Fewer than two-thirds of Florida nursing students passed the national licensing exam in 2022, according to a new report from the Florida Center for Nursing.
The National Council Licensure Examination is the final step for graduates to become licensed health care providers in a state that is desperate for nurses.
Nursing staffs at Florida hospitals have been plagued by high turnover and a large number of vacancies, with projections that the state will be short nearly 60,000 nurses by 2035. Yet Florida has had the lowest exam pass rate in the nation since 2017, according to Tampa Bay Times analysis.
Pass rates for registered nurses fell by 1 percentage point from 2021, dropping to 63.9%, the new report said. That’s far below the national average pass rate of 79.9% for first-time US-educated test-takers.

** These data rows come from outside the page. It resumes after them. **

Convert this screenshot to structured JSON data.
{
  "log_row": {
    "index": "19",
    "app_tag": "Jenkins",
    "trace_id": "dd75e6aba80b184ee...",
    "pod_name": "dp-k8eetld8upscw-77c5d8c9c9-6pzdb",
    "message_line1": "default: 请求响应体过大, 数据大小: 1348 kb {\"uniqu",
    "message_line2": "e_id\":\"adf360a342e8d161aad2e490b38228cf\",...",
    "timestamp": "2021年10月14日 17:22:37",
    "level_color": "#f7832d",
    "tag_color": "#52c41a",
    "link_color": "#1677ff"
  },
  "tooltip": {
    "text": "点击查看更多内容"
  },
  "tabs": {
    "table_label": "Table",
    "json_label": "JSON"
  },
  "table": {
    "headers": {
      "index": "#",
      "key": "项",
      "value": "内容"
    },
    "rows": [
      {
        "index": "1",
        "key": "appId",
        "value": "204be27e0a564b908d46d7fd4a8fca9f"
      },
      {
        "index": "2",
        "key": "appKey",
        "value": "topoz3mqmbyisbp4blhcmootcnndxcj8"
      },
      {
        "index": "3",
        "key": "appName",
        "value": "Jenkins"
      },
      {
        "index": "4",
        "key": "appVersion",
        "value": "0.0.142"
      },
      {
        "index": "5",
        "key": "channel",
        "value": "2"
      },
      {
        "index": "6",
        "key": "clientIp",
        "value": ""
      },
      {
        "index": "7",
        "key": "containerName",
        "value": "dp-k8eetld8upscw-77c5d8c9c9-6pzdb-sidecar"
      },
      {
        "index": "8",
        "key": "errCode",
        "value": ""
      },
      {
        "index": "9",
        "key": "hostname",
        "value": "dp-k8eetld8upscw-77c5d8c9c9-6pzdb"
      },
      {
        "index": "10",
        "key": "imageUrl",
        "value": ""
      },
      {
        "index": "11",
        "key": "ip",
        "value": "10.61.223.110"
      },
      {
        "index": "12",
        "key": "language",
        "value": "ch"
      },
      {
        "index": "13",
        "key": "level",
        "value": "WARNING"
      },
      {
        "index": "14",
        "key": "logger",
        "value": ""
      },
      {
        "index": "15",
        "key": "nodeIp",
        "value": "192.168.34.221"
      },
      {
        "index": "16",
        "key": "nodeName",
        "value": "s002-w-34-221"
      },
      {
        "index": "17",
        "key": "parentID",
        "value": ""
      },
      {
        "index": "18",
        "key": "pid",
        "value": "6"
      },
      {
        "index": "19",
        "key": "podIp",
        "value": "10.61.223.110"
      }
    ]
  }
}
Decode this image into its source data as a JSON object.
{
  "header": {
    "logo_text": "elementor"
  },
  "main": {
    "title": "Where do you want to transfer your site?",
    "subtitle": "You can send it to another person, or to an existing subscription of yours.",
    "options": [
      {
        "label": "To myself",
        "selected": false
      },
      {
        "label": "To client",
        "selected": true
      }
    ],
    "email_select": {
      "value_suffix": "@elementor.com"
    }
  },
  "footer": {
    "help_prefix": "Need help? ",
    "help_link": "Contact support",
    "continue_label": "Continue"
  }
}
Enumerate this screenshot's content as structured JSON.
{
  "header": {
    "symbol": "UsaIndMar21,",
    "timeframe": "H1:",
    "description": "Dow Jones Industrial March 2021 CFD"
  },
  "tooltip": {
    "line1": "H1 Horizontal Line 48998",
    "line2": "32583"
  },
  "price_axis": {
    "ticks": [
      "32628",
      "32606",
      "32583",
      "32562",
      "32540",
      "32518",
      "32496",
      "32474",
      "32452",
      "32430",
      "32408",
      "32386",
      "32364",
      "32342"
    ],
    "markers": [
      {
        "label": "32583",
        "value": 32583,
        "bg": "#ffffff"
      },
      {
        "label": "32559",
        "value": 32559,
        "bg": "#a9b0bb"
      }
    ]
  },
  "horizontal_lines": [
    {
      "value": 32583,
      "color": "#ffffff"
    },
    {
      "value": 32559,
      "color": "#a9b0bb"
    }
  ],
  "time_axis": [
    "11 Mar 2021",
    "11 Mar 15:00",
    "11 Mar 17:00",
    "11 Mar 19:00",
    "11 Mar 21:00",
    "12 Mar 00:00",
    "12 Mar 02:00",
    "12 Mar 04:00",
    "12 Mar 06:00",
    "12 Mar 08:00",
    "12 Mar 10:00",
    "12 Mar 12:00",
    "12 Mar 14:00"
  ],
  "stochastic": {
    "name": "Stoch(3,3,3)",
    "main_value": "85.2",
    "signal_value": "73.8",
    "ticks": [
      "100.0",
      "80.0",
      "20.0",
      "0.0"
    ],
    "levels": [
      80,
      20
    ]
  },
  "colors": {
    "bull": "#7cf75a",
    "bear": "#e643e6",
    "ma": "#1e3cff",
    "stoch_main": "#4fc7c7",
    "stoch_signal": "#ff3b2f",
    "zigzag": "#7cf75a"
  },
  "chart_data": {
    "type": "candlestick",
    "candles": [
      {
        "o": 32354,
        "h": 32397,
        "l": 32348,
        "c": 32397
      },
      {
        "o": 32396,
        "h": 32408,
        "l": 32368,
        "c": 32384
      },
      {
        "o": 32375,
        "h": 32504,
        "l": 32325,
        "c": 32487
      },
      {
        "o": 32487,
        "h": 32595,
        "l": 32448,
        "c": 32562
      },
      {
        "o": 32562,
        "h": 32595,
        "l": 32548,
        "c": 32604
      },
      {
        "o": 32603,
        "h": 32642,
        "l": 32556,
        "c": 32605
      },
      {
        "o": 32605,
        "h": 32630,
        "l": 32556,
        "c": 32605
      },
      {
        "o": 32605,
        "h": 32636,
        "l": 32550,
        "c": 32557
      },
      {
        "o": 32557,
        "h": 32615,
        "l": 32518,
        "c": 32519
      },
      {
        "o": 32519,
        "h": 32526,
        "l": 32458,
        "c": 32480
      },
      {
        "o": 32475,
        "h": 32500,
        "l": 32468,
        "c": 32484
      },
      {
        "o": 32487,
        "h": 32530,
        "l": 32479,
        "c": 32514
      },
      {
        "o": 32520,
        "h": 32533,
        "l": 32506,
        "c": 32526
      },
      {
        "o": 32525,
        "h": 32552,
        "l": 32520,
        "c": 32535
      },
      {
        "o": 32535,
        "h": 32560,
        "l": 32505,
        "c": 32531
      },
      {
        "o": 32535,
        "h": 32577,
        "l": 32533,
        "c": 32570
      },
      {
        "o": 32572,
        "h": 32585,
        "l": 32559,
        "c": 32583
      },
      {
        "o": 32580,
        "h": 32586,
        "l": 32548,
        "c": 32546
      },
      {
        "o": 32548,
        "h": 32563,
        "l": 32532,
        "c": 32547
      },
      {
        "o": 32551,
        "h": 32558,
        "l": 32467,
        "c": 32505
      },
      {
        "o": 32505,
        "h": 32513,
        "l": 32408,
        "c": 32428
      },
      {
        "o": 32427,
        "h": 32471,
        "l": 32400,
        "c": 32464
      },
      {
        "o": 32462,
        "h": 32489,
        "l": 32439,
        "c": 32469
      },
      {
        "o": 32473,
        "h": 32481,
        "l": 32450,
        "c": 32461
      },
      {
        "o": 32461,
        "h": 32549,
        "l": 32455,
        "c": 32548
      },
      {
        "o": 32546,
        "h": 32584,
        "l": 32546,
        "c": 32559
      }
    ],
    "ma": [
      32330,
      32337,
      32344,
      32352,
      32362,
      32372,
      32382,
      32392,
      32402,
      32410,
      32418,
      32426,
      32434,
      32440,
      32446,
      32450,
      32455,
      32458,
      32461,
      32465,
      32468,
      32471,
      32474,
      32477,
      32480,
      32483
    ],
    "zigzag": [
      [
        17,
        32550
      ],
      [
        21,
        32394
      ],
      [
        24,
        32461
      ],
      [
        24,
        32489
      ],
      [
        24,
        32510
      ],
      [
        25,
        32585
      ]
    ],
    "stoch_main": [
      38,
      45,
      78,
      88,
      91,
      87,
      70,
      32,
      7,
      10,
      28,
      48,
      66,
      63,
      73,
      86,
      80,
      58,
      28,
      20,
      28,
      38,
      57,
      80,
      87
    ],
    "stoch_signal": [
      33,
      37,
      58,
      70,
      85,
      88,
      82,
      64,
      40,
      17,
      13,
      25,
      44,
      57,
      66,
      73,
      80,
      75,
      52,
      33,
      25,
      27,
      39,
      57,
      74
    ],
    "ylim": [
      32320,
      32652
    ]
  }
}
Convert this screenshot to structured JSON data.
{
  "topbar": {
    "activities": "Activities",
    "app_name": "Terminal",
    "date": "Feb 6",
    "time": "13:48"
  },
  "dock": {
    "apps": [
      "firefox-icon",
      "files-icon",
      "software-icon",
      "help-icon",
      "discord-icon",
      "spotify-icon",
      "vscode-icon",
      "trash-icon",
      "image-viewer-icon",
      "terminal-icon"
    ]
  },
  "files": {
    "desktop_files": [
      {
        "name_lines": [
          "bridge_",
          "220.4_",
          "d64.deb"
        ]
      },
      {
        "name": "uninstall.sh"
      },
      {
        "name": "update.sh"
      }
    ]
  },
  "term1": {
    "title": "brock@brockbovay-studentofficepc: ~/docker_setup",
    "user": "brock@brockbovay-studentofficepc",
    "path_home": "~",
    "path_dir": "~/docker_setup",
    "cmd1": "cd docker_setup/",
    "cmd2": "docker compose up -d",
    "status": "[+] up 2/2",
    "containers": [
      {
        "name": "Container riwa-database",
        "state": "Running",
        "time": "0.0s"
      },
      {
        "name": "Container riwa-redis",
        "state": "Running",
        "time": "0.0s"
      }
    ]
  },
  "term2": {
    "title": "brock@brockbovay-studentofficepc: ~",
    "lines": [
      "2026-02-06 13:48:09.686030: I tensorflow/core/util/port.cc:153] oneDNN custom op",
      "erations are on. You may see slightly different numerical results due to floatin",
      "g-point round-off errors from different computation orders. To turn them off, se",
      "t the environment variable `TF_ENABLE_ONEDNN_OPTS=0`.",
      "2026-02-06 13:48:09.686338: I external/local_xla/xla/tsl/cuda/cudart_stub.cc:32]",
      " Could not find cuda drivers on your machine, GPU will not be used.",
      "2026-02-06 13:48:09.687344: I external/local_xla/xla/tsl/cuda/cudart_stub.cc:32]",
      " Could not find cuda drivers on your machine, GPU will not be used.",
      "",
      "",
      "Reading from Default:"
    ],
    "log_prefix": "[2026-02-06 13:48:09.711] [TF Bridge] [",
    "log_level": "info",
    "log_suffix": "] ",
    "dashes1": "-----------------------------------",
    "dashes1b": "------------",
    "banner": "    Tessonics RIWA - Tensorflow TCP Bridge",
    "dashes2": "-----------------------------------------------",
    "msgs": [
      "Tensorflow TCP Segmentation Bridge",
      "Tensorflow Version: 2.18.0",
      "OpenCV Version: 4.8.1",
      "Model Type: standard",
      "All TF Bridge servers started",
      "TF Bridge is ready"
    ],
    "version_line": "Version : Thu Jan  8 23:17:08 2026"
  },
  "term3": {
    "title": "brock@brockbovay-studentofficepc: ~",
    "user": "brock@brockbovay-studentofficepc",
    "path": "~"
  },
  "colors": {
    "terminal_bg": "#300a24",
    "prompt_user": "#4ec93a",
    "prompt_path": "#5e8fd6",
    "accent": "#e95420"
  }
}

The rate for practical nurses — who are permitted to perform more limited health care duties — was 65.6%, up 3 percentage points from 2021. The national average pass rate for first-time U.S.-educated practical nurses was 79.9%.
“A persistent inability for employers to fill vacant nursing positions may result in decreased access to quality and safe nursing care for the people of Florida,” the Florida Center for Nursing warned in a news release.
The report comes on the heels of a recent revelation that three Florida nursing programs sold more than 7,600 fraudulent nursing degrees between 2016 and 2021.
Federal authorities charged 25 people from the South Florida schools — Siena College, Palm Beach School of Nursing and Sacred Heart International Institute — with selling the fraudulent diplomas for more than $114 million.
About 2,400 students from those schools eventually passed their licensing exams, federal officials said. Most passed the exam in New York, which does not limit the number of times an individual can take the test.
Nurses licensed in New York are allowed to practice in Florida and many other states.
Those who purchased a fake degree may lose their certification to practice nursing, but likely won’t be criminally charged, officials said.
“This is a travesty and a blow to the nursing workforce, specifically diminishing the trust and credibility of our profession,” said Dr. Rayna Letourneau, executive director of the Florida Center for Nursing, based in Tampa at the University of South Florida. “Nurses are trusted, ethical, hardworking, professionals that provide safe and quality care to our patients and our communities.”
It’s unclear why the three programs were allowed to operate for as long as they did.
The Florida Board of Nursing can place programs on probation if they fall below 10 percentage points of the national average pass rate for two years in a row. Programs that don’t improve can be terminated by the board.
Between 2016 to 2021, more than more than 2,100 students from the Palm Beach School of Nursing took the registered nursing exam, . In those years, the school never had a pass rate above 17% — well below the national average in every year, according to Tampa Bay Times analysis of licensure data.
Nearly 300 graduates from Siena and Sacred Heart took the practical nursing exam over the same period. Sacred Heart never had a pass rate above 40% and Siena never hit above 60%.
The rates at these and other private for-profit private schools, where only 52.7% of students passed the national nursing exam on average, are bringing down what might otherwise be a much better passing rate in Florida.
The problem is especially acute in the south and southeastern regions of the state, where for-profit schools had average pass rates under 45%.
The state’s public universities and colleges typically have among the highest pass rates in the state, with the biggest programs hovering above 90%. But even public programs saw a decline in pass rates in 2022 — falling to 79.8% on average.
It’s unclear why some schools and regions consistently underperform the rest of the state, Letourneau said, and the center’s next goal is to establish best practices that can be applied statewide.
Ian Hodgson is an education data reporter at the Tampa Bay Times, working in partnership with Open Campus.